Note: I began this study inspired to dive deep into the word ‘logos’, and the concepts and life applications that could be gleaned from it, but as I wrote, it became apparent that I should write a separate, preliminary piece unpacking the interpretation of this scripture, for the sake of establishing a good foundation for further study and to illustrate the need to study the Bible critically if you want to not only 1.) get the most out of it, and, 2.) teach others what it says competently.
“For the word of God is living and effective and sharper than any two-edged sword, penetrating as far as to divide soul, spirit, joints, and marrow; it is a judge of the thoughts and ideas of the heart. 13) No creature is hidden from Him, but all things are naked and exposed to the eyes of Him to whom we must give an account.”
Lately, I’ve had this question about verse 12:
Because of how verse 13 seamlessly transitions into the subject being “Him”, can we infer that when verse 12 says the “word of God”, it is referring to “Him” as the “word of God”?
Though the usage of the word “it” in verse 12 doesn’t quite fit this hypothesis, it should be noted that at least couple other translations (KJV and NASB) do not include it. Overall, the way this text reads, it looks like the thoughts in verse 13 are a direct progression of the thoughts in verse 12. If that is the case, then it makes more sense to read “Him” into “the word of God” than it would to assume that “the word of God” simply means ‘the Bible’. To illustrate my point, let’s read it that way:
“For the Bible is living and effective and sharper than any two-edged sword, penetrating as far as to divide soul, spirit, joints, and marrow; it is a judge of the thoughts and ideas of the heart. 13) No creature is hidden from Him, but all things are naked and exposed to the eyes of Him to whom we must give an account.”
I wouldn’t read it that way, but maybe you could argue a conceptual link in that both the inspired text and Jesus our savior are both expressions of God. In fact, earlier in the letter to the Hebrews (1:3), the author refers to Jesus as “the exact expression” of God’s nature.

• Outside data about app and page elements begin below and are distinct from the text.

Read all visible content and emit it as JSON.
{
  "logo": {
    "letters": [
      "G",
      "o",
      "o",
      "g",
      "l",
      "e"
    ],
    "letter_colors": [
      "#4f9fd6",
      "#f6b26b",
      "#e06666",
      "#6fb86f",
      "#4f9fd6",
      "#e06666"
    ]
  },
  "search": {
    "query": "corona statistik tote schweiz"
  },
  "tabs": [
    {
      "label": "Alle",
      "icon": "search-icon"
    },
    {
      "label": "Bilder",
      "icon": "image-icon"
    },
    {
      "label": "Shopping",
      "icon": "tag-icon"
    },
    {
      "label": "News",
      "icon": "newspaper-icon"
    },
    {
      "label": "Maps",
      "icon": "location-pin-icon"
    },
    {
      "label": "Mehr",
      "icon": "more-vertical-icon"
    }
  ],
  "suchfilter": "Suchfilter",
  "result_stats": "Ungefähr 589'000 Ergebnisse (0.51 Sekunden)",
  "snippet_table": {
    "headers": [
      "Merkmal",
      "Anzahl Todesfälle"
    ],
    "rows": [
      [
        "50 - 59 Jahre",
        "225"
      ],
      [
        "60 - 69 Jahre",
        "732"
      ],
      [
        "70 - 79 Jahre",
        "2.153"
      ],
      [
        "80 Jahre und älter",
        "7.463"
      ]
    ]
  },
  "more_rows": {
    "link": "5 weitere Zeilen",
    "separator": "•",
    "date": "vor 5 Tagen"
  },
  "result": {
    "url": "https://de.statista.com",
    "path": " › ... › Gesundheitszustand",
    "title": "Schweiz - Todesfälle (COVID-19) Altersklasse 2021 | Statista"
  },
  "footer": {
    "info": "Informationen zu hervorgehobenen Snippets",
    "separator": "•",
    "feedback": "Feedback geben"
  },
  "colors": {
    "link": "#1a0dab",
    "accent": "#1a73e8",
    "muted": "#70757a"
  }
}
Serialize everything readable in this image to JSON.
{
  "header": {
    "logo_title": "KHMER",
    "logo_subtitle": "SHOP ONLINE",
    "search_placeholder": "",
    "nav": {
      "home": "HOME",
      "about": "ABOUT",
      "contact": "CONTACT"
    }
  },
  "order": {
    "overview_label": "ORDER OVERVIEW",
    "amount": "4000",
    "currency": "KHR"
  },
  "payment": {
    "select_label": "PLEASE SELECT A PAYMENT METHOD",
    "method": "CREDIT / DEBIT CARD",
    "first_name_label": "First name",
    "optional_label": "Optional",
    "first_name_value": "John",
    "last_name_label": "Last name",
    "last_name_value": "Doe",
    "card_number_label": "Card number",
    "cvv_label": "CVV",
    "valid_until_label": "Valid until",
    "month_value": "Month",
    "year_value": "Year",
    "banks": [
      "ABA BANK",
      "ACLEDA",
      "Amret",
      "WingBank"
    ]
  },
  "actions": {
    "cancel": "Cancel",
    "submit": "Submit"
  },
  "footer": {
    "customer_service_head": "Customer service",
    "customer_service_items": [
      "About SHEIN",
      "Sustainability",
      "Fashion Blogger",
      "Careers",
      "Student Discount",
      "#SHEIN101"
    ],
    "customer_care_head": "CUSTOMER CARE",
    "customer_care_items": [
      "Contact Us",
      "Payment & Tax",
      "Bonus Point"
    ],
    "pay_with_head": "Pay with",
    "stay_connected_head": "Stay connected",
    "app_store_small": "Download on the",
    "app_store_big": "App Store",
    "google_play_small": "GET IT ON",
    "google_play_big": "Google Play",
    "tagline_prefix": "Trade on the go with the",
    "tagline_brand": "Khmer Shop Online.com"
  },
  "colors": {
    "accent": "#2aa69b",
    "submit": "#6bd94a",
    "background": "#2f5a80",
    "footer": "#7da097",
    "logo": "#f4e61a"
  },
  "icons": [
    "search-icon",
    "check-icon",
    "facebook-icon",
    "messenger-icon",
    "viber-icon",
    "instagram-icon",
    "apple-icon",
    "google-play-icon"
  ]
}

Here is yet another thought: maybe we are trying to define “the word” too narrowly here. What I mean is that the beginning of verse 12 represents a break in the thought or argument being presented: it’s as if the author is taking a break from the presentation of the main argument in order to acknowledge God’s wisdom. Chapters 3 and 4 give a big picture presentation of some of God’s dealings with His people, and in particular the true way to enter His rest and obey Him, and then it’s if verse 12 comes to affirm the wisdom and authority of how God set all that up. And then it seems like 4:14 resumes the big picture presentation. My point is that the way 4:12 uses the word (Greek, ‘logos’), it is meant to be a deep and rich praise of God’s mind and God’s ways. Therefore, don’t read “word” into “logos”, instead, read “logos” into “word”. I would think of “word” here as, ‘the way God has presented Himself’
Here is the affirmation I see in 4:12;
This is the way that God has laid forth, and what He has laid forth (or presented) is living and effective…
According to the Strong’s Concordance, ‘logos’ comes from a verb, ‘lego’, which means;
“properly to ‘lay’ forth, i.e. (figuratively) relate… by implication, to mean”
Fittingly, the word “account” in 4:13 is also logos:
“For the logos of God is living and effective and sharper than any two-edged sword, penetrating as far as to divide soul, spirit, joints, and marrow; it is a judge of the thoughts and ideas of the heart. No creature is hidden from Him, but all things are naked and exposed to the eyes of Him to whom we must give a logos.”
The most important thing about an account is, does it match what actually happened? Is it an accurate reflection of what actually happened? I once came across the idea that in the phrase “two-edged” sword, the word for ‘edge’ is closely related to the word for ‘mouth’. Where this author went with that linguistic link is that saying the same thing that God is saying, and thereby giving ‘two mouths’ to His word, is a weapon of our spiritual warfare. Is this application a stretch for the way the text reads? I don’t know. However, this passage surely does affirm that He sees the naked truth, and that our logos will have to stand before that all-encompassing knowledge. A person’s logos is true only to the extent that it matches what God sees.